PROBLEM STATEMENT:
Please find the lines in the following records that hold "source", and copy them.

[Dataset records]
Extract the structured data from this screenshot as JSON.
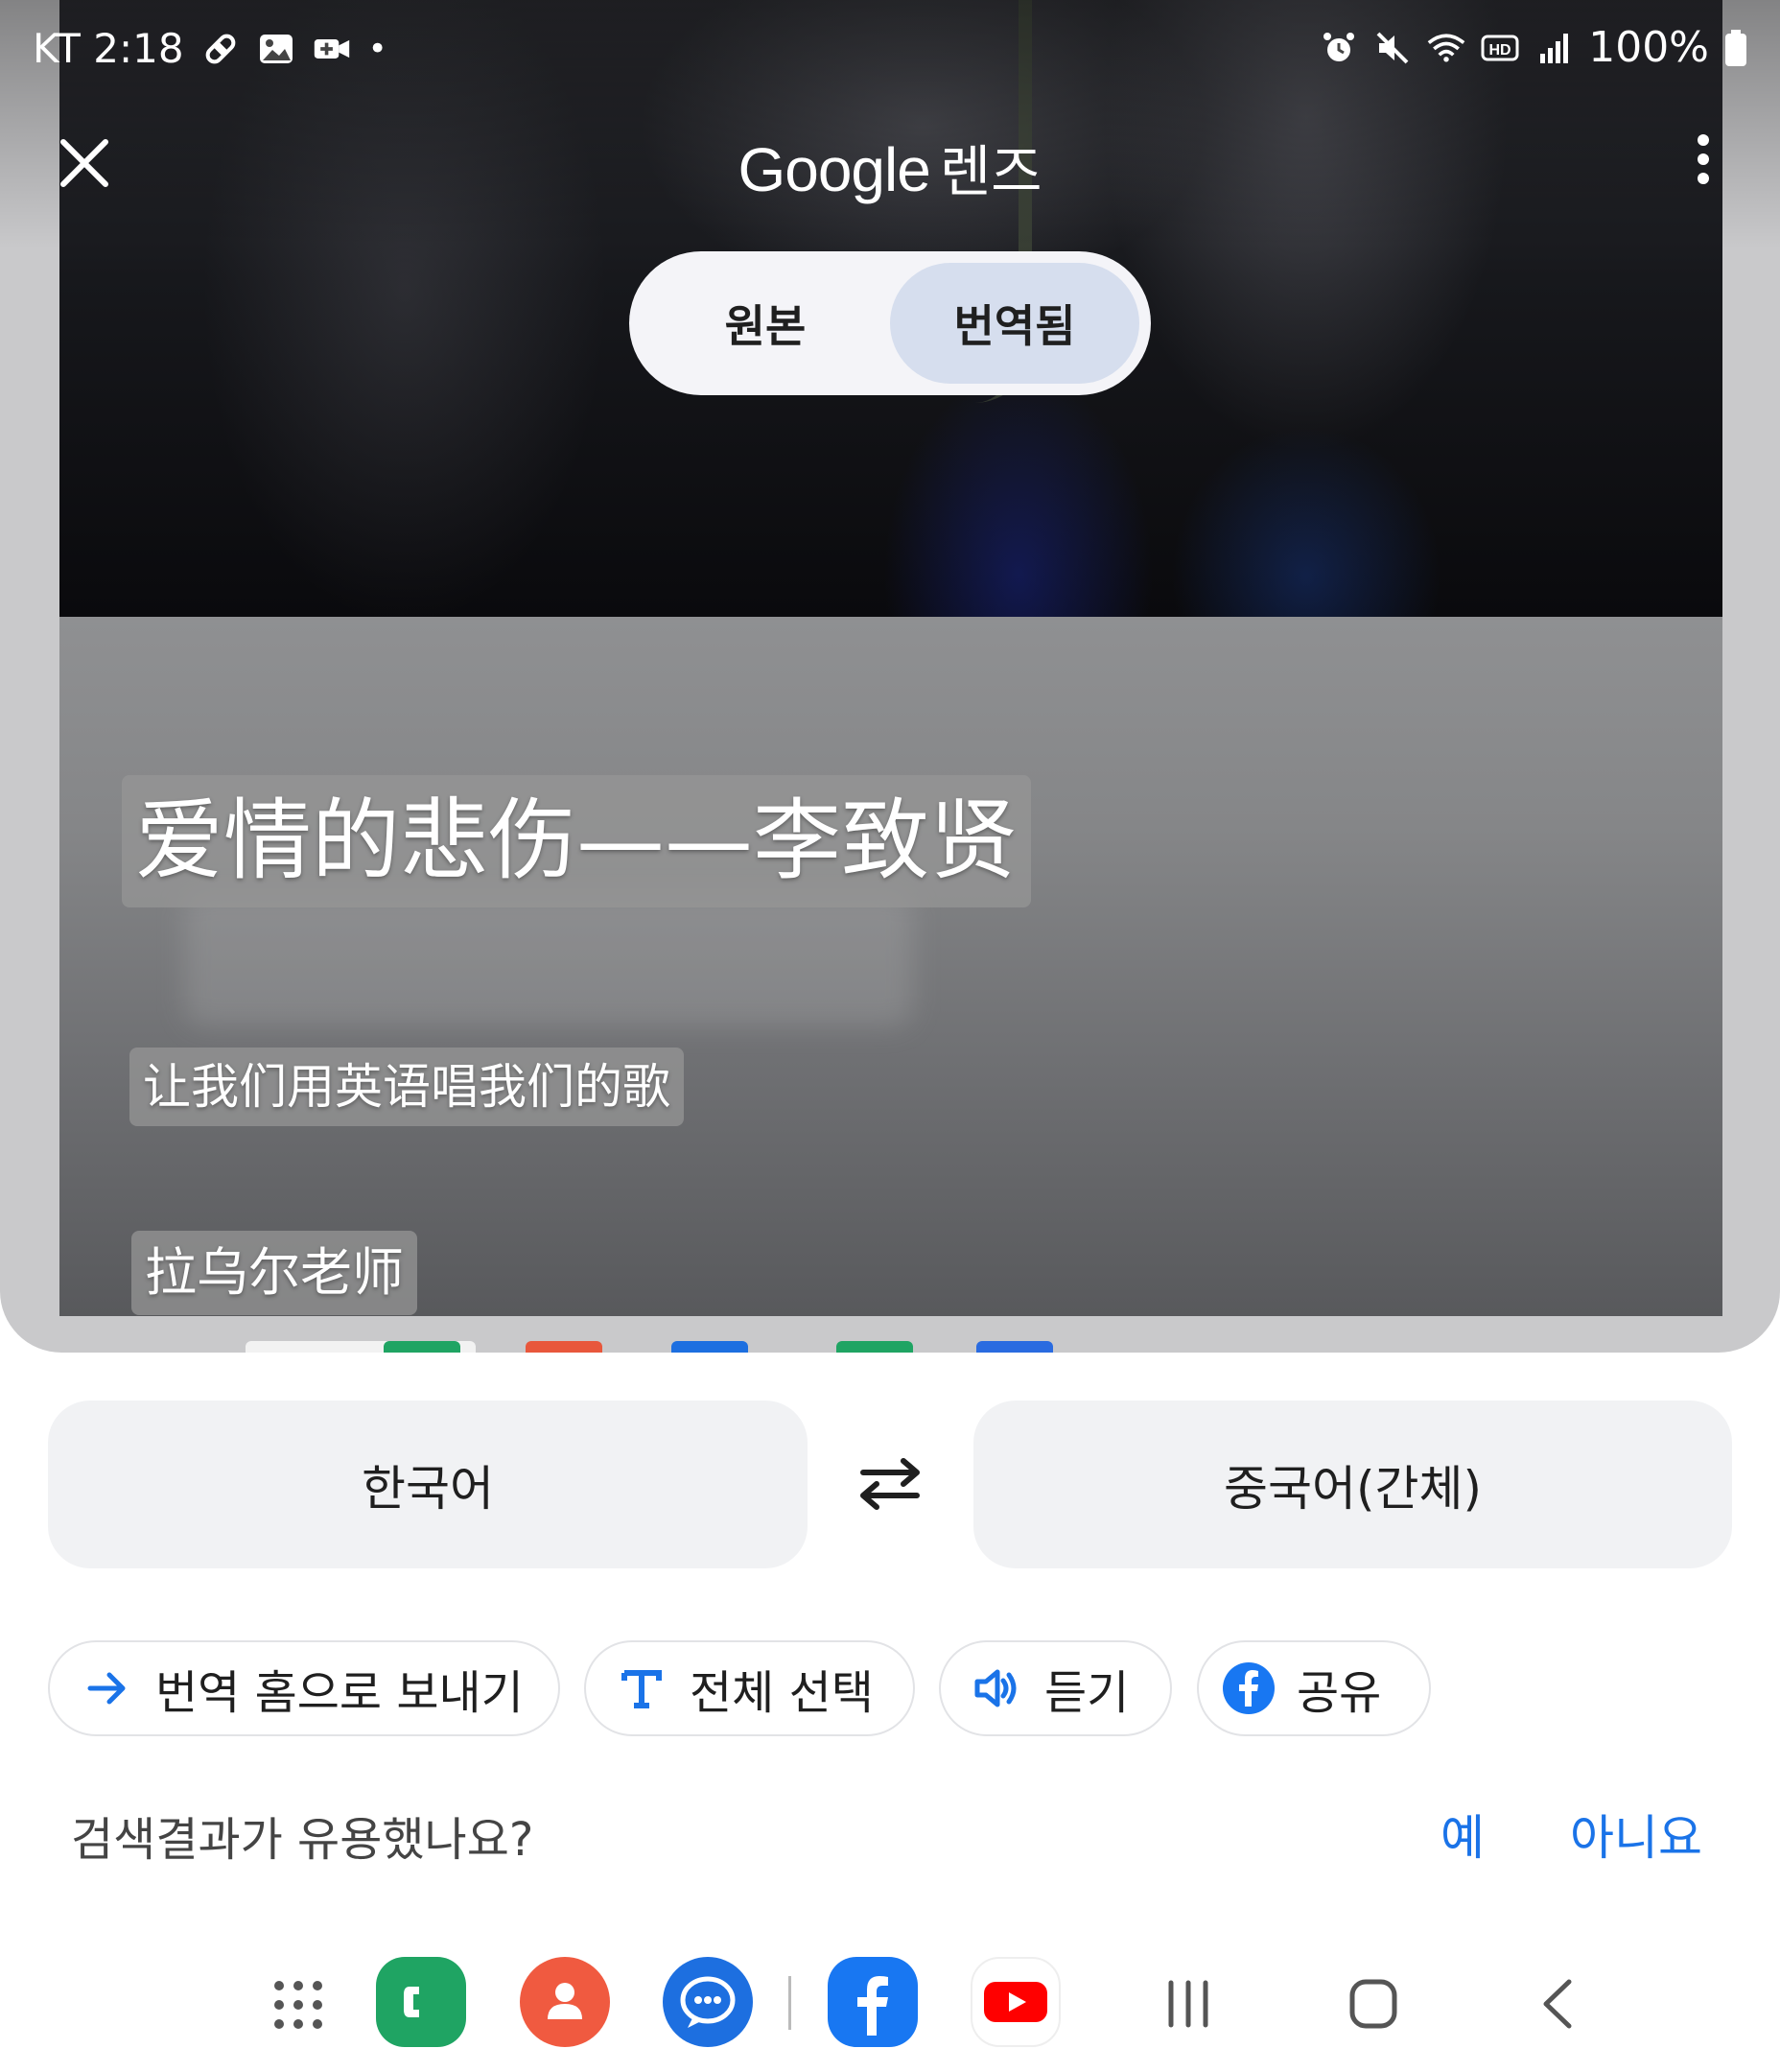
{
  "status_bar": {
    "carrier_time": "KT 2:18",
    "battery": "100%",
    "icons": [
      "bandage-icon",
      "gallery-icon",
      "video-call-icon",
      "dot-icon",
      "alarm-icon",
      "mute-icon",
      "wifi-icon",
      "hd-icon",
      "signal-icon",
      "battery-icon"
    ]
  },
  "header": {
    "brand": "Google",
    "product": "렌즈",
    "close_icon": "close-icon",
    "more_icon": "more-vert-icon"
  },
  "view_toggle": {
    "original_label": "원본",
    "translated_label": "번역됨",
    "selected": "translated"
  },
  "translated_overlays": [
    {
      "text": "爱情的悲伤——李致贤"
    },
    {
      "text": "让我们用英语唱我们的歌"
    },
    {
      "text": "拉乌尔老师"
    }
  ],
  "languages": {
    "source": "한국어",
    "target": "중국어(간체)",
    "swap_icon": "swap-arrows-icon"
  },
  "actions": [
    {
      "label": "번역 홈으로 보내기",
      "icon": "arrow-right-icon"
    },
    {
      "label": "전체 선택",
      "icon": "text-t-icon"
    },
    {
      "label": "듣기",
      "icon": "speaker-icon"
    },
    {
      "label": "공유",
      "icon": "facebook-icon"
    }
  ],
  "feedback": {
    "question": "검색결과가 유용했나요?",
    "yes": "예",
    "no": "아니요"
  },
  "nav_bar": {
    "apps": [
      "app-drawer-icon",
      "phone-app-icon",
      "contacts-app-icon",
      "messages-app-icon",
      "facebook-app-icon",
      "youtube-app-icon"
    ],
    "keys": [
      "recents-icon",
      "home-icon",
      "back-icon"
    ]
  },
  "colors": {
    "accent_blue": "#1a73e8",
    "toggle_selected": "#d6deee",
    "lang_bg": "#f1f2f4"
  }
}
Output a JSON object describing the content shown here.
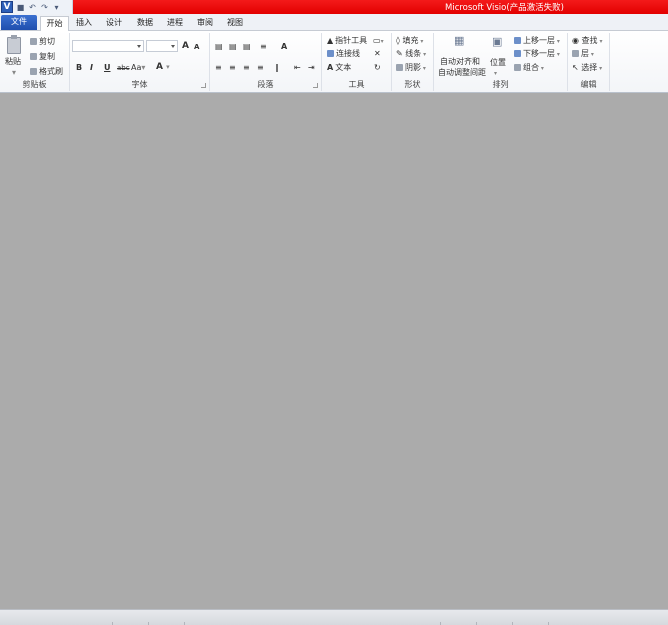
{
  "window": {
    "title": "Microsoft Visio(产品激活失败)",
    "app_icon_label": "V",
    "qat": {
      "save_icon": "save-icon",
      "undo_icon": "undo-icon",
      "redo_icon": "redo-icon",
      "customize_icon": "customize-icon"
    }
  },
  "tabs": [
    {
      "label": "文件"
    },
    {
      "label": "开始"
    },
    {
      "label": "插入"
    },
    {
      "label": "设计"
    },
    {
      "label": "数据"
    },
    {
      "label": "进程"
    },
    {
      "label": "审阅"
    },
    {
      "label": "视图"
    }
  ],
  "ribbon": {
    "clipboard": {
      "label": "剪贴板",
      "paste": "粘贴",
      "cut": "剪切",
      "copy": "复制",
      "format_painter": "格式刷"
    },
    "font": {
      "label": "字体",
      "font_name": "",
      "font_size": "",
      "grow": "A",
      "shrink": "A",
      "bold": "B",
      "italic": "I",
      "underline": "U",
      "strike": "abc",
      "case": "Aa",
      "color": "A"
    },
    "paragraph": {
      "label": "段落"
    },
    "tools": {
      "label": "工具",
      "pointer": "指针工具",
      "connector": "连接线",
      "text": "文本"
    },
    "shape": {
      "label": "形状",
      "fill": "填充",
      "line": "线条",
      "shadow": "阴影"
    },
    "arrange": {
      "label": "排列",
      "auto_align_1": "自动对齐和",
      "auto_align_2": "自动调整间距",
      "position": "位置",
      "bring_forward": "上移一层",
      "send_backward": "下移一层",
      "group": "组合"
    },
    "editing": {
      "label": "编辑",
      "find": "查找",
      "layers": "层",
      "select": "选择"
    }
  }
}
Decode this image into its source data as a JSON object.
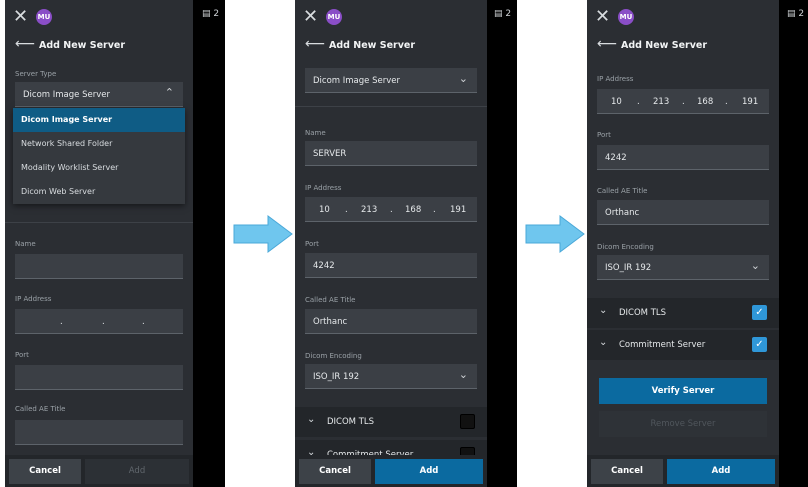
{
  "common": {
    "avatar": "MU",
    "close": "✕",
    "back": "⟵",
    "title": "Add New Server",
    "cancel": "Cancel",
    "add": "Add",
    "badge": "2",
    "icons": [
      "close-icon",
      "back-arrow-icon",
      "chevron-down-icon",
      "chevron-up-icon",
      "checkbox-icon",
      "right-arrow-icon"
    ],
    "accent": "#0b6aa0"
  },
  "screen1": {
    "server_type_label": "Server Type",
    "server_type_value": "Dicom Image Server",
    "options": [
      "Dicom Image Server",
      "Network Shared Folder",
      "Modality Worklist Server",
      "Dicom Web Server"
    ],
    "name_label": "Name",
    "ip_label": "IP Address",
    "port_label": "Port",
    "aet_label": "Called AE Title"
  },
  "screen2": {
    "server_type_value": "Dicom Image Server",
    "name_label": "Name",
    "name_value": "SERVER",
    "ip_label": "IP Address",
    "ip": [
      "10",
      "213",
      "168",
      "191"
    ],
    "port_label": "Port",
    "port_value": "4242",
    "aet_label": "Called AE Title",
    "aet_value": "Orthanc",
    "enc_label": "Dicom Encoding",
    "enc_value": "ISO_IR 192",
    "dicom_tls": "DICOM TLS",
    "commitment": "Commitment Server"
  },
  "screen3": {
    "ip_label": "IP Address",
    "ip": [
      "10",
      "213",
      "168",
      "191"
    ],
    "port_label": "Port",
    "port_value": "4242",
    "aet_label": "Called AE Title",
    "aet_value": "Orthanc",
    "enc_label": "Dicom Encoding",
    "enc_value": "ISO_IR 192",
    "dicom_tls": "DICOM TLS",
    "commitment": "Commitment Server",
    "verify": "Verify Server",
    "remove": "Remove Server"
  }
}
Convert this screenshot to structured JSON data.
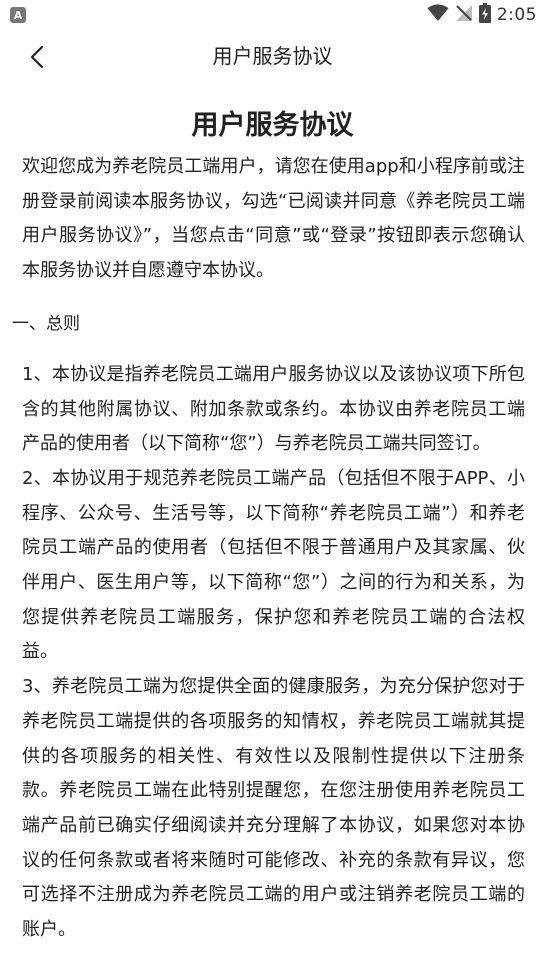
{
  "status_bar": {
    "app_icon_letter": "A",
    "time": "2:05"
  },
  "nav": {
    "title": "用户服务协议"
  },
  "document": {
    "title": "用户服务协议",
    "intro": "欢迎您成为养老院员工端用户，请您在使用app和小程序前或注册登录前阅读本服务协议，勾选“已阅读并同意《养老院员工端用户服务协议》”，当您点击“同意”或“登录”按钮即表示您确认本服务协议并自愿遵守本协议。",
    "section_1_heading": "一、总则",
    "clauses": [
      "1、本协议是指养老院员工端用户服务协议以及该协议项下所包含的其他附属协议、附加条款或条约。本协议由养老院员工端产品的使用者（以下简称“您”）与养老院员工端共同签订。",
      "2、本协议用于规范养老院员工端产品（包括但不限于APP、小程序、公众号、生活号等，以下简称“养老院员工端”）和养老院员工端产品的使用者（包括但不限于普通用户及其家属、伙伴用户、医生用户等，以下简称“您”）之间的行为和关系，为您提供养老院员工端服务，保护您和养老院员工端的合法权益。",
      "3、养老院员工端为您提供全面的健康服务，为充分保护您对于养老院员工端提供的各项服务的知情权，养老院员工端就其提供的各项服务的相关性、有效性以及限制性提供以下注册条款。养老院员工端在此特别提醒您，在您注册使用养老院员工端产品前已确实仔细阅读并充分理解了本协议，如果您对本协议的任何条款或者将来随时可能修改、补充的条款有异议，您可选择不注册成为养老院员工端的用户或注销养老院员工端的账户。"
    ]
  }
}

FINISHED TASK:
    "source": "한국어",
Decode this image into its source data as a JSON object.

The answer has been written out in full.